Dems play offense on Flint

Dems play offense on Flint
© Getty Images

House Democrats are pounding Republicans this week for what they say is Congress's utter failure to address the Flint, Mich., drinking water crisis.

The Democrats are calling for Congress to investigate the man-made episode — including an effort to have GOP Gov. Rick Snyder testify on Capitol Hill — while also pressing for a federal criminal investigation into state officials at the highest levels.

The push, while focused on Flint, has much broader political implications, as the Democrats are hoping the controversy will highlight the sharp differences between the two parties when it comes to defining the role and scope of government in American life –– a constant theme on this year's campaign trail.

The Democrats have long-favored robust spending on infrastructure programs, environmental protections and public health –– three issues taking center stage in Flint –– and they see Snyder, a Republican, as the perfect embodiment of wrong-headed spending priorities.

It's a message they're vowing to pound as the election year evolves.

“This is an example … of essentially negligence and policy which put people at risk,” House Minority Whip Steny HoyerSteny Hamilton HoyerPelosi, Dems hammer GOP for ‘derailing’ DACA debate Hoyer warns GOP: Don’t dabble with DACA compromise bill Dem House candidate gets pepper sprayed in the face in campaign ad MORE (D-Md.) told reporters Tuesday in the Capitol. “We're going to be very seized on this issue, and it's a symptom of a broader failure to invest in people's health, in people's safety, in consumer's protection.”

Far beyond an issue of local government, the Democrats see a proactive role for the federal government in the Flint affair. Rep. Xavier BecerraXavier BecerraOvernight Energy: New controversies cap rough week for Pruitt | Trump 'not happy about certain things' with Pruitt | EPA backtracks on suspending pesticide rule EPA backpedals on suspending pesticide rule following lawsuit Overnight Health Care —Sponsored by PCMA — Spotlight on Trump drug pricing plan MORE (Calif.), chairman of the House Democratic Caucus, called Tuesday for Congress to “probe deeply” into the episode.

“Hopefully this won't be like the Wall Street crash where no heads rolled,” Becerra said.

“It certainly appears that … the governor was trying to save a little bit of money at the expense of thousands of Americans. … Why aren't we trying to figure that out?” he added.

Rep. Joe CrowleyJoseph (Joe) CrowleyHouse Dems want to hire Parkland students for the summer Overnight Finance: Unemployment rate lowest since 2000 | Trump asks China to slash trade deficit 0B by 2020 | NJ gov signs bill to skirt GOP tax law provision House rejects measure to set up panel to investigate chaplain's dismissal MORE (N.Y.), vice chairman of the Democratic Caucus, wondered why the Republicans have created a special panel to investigate Planned Parenthood, but there's been no similar urgency to probe the Flint fiasco.

“We had a select committee, established here in the House of Representatives, based on a fabricated video. … Where is the public outcry here in Washington to create a select committee to focus on what took place in Flint?” Crowley asked.

Crowley called for a federal probe, saying Michigan officials have "bankrupted their ability to investigate themselves."

“The people of Michigan need the federal government –– someone else –– to come in and investigate how this could have happened and bring those who were responsible to justice,” he said.

On Monday, the FBI announced that it will launch its own probe into the crisis, according to the Detroit Free Press.

The uproar follows recent revelations that state officials contaminated Flint's drinking water in 2014 when they sanctioned a temporary switch from Lake Huron to the Flint River as the city's water source.

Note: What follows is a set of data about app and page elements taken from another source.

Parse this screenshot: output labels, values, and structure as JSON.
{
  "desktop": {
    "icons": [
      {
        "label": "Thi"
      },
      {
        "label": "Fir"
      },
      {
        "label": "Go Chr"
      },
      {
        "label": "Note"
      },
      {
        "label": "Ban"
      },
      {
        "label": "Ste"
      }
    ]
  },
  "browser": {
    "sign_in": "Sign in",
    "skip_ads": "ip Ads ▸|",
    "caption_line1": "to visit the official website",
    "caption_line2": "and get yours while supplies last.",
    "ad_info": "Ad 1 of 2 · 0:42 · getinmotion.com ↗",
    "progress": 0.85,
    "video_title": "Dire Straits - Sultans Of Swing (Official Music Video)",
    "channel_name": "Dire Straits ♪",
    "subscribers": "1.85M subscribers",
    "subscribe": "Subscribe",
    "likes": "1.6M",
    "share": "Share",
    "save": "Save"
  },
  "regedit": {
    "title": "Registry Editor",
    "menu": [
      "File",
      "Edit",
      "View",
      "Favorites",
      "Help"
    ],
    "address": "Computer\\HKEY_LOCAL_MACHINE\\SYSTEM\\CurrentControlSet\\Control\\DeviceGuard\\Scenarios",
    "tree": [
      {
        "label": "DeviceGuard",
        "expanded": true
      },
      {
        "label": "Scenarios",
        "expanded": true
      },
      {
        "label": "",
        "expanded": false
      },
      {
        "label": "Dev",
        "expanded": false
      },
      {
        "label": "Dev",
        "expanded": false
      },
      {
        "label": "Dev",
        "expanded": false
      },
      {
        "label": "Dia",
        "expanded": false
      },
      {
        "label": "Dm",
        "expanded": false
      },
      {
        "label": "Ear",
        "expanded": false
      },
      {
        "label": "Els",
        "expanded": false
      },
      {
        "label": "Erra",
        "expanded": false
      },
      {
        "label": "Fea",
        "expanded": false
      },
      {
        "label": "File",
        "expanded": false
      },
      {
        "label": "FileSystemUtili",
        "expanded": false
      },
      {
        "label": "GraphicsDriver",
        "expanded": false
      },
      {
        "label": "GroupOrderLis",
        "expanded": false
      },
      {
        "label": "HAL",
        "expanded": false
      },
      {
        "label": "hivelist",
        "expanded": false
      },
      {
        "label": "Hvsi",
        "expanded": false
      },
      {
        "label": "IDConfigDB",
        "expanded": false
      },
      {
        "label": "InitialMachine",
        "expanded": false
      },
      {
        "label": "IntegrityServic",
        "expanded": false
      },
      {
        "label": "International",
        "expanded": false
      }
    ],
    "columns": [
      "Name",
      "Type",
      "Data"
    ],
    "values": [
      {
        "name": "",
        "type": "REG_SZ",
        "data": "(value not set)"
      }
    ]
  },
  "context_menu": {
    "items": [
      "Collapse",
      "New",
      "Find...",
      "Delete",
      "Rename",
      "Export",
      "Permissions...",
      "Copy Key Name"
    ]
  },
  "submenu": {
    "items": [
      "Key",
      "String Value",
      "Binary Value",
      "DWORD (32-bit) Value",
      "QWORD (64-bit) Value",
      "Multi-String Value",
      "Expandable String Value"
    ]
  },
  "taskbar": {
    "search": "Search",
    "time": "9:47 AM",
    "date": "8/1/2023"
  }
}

The water contained lead, which can cause brain damage and other severe health problems, particularly in children.

Snyder has apologized, vowing to cooperate in a series of investigations, including one launched by Michigan's attorney general. But he has dismissed calls for his resignation, promising instead to “fix” the problem. 

“You deserve better. You deserve accountability. You deserve to know that the buck stops here with me,” Snyder said last month during his annual State of the State address. “Most of all, you deserve to know the truth, and I have a responsibility to tell the truth.”

Four government officials, representing the local, state and federal government, have already resigned their posts, including one with the Environmental Protection Agency. 

Senate Democrats, meanwhile, are pressing for legislation to provide up to $600 million in emergency funding to help Flint manage the crisis. Behind Senate Minority Leader Harry Reid (D-Nev.), the Democrats are hoping to attach their provision to an energy bill currently on the floor in the upper chamber. 

“I hope Republicans who have requested federal aid in the past won't turn their backs on the people of Flint,” Reid said Tuesday from the chamber floor.

GOP leaders have not scheduled a vote on the measure.